An early morning start in Luang Prabang got us safely aboard a 7am bus to the capital city, stopping on way at Vang Vieng. It was a queasy 6 hours for me thanks to the windy road over the mountains and recovering from the ills of the previous day. The bus dropped us 2km north of the city at the bus station, despite the small town only having one main road. This has become a point of contention with us travelling around. Towns in both Thailand and Laos have built new bus stations over recent years, always placing them in hard to get to locations just outside of town. This puts travellers with heavy backpacks at the mercy of tuk-tuk drivers, adding extra cost and hassle to getting between towns. We try to avoid this wherever possible, be it by local transport if available or occasionally walking in the heat. Thankfully this time, a small local bus was about to set off and dropped us in town for for free.
Vang Vieng has become a travellers Mecca for partying and drinking over recent years which is fine unless it interferes with my sleep- something I'm very passionate about!
Keen to avoid the usual late night chatter from Americans who love the sound of their own voices but were unfortunately born without the ability to regulate their volume, we checked into a small hotel just outside of the main party centre. It was clean, cheap and best of all it was pretty empty and we were the only westerners so had a bit of peace.

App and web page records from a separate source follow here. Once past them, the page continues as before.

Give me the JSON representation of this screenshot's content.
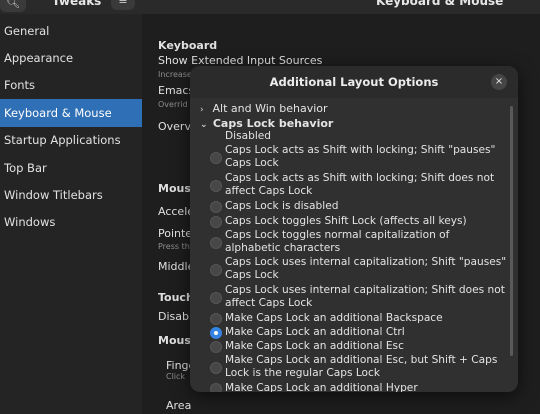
{
  "window": {
    "app_title": "Tweaks",
    "page_title": "Keyboard & Mouse"
  },
  "sidebar": {
    "items": [
      {
        "label": "General"
      },
      {
        "label": "Appearance"
      },
      {
        "label": "Fonts"
      },
      {
        "label": "Keyboard & Mouse",
        "active": true
      },
      {
        "label": "Startup Applications"
      },
      {
        "label": "Top Bar"
      },
      {
        "label": "Window Titlebars"
      },
      {
        "label": "Windows"
      }
    ]
  },
  "main": {
    "keyboard_heading": "Keyboard",
    "show_ext_sources": "Show Extended Input Sources",
    "increase_hint": "Increase",
    "emacs_label": "Emacs",
    "override_hint": "Overrid",
    "overview_label": "Overvi",
    "mouse_heading": "Mouse",
    "accel_label": "Accele",
    "pointer_label": "Pointe",
    "press_hint": "Press th",
    "middle_label": "Middle",
    "touch_heading": "Touch",
    "disable_label": "Disabl",
    "mouse2_heading": "Mouse",
    "finger_label": "Finge",
    "click_hint": "Click",
    "area_label": "Area"
  },
  "dialog": {
    "title": "Additional Layout Options",
    "close_icon": "×",
    "groups": [
      {
        "label": "Alt and Win behavior",
        "expanded": false
      },
      {
        "label": "Caps Lock behavior",
        "expanded": true
      }
    ],
    "options": [
      {
        "label": "Disabled",
        "selected": false
      },
      {
        "label": "Caps Lock acts as Shift with locking; Shift \"pauses\" Caps Lock",
        "selected": false
      },
      {
        "label": "Caps Lock acts as Shift with locking; Shift does not affect Caps Lock",
        "selected": false
      },
      {
        "label": "Caps Lock is disabled",
        "selected": false
      },
      {
        "label": "Caps Lock toggles Shift Lock (affects all keys)",
        "selected": false
      },
      {
        "label": "Caps Lock toggles normal capitalization of alphabetic characters",
        "selected": false
      },
      {
        "label": "Caps Lock uses internal capitalization; Shift \"pauses\" Caps Lock",
        "selected": false
      },
      {
        "label": "Caps Lock uses internal capitalization; Shift does not affect Caps Lock",
        "selected": false
      },
      {
        "label": "Make Caps Lock an additional Backspace",
        "selected": false
      },
      {
        "label": "Make Caps Lock an additional Ctrl",
        "selected": true
      },
      {
        "label": "Make Caps Lock an additional Esc",
        "selected": false
      },
      {
        "label": "Make Caps Lock an additional Esc, but Shift + Caps Lock is the regular Caps Lock",
        "selected": false
      },
      {
        "label": "Make Caps Lock an additional Hyper",
        "selected": false
      }
    ]
  },
  "colors": {
    "accent": "#3584e4",
    "sidebar_active": "#2f6fb5"
  },
  "icons": {
    "search": "search-icon",
    "menu": "hamburger-menu-icon",
    "close": "close-icon",
    "chevron_right": "chevron-right-icon",
    "chevron_down": "chevron-down-icon"
  }
}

Exploring that evening, we discovered loads of backpacker cafés serving good food and playing DVDs of Family Guy, Friends and The Simpsons continuously, which we're ashamed to say we indulged in and enjoyed a great deal. Travelling around in totally new cultures is great but after a while the occasional bit of western familiarity goes a great way to relaxing and recharging your enthusiasm for new things.
VangVieng has become famous for its river tubing, which is also accompanied with a dozen or so riverside bars selling cheap beer and giving away free shots of whiskey. They're really impressive, built from bamboo and often sitting out over the river, they have high swings and zip lines that propel tourists from up high down into the water. Its all fun but the beer

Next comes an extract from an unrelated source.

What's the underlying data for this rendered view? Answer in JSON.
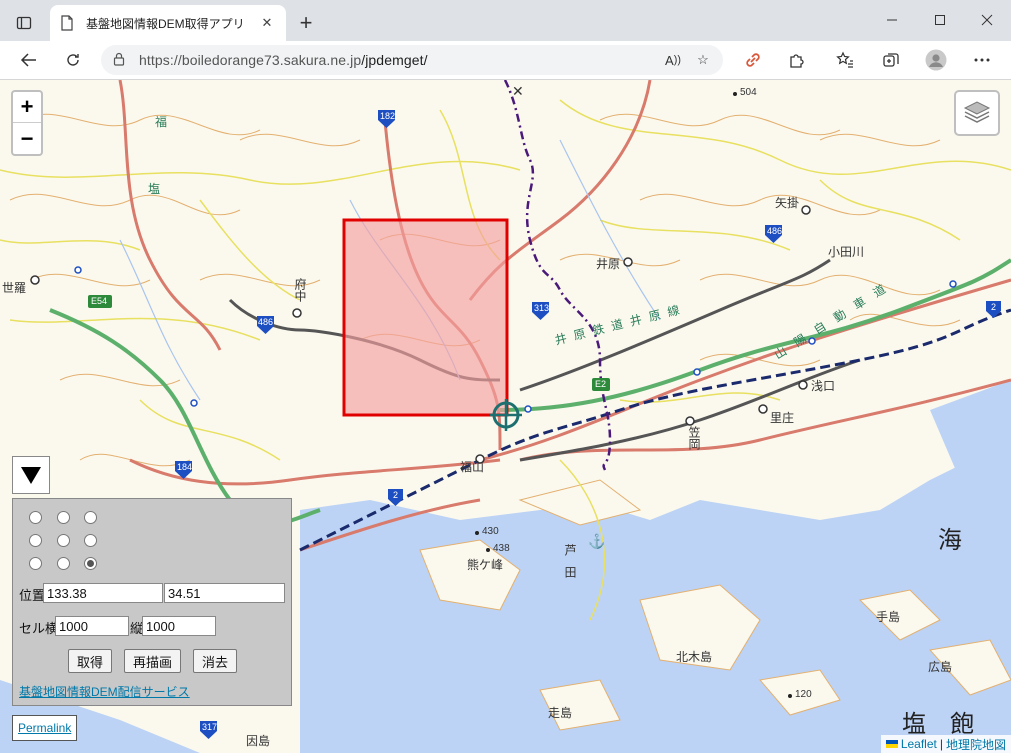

and the low river levels in the dry season have apparently caused serious injuries over the years. So for a small fee, we were given a tube and driven up river to the drop off point. We started off floating between a few bars, taking advantage of the free alcohol and rock music. A lot of people spend all day in the bars and many were completely wasted by lunchtime which seemed a bit of a waste so after an hour or so, we decided to jump in the tubes and float down river away from the group of bars. We drifted slowly for several hours down the river, passing over the occasional small rapid. The scenery was spectacular, with the high jagged mountains covered in tropical plants, with local people in their canoes fishing and children playing and swimming.
The river eventually took us back to town where a group of five children jumped in the water, swimming towards us and grabbing onto the side of the tubes. At first we thought they were trying to tip us over but they were actually pushing us back over to shore as we were at the end of the tubing
run in the hope for a tip. The whole tubing experience was really enjoyable and is a must for anyone who happens to be passing this way.
There are more photos below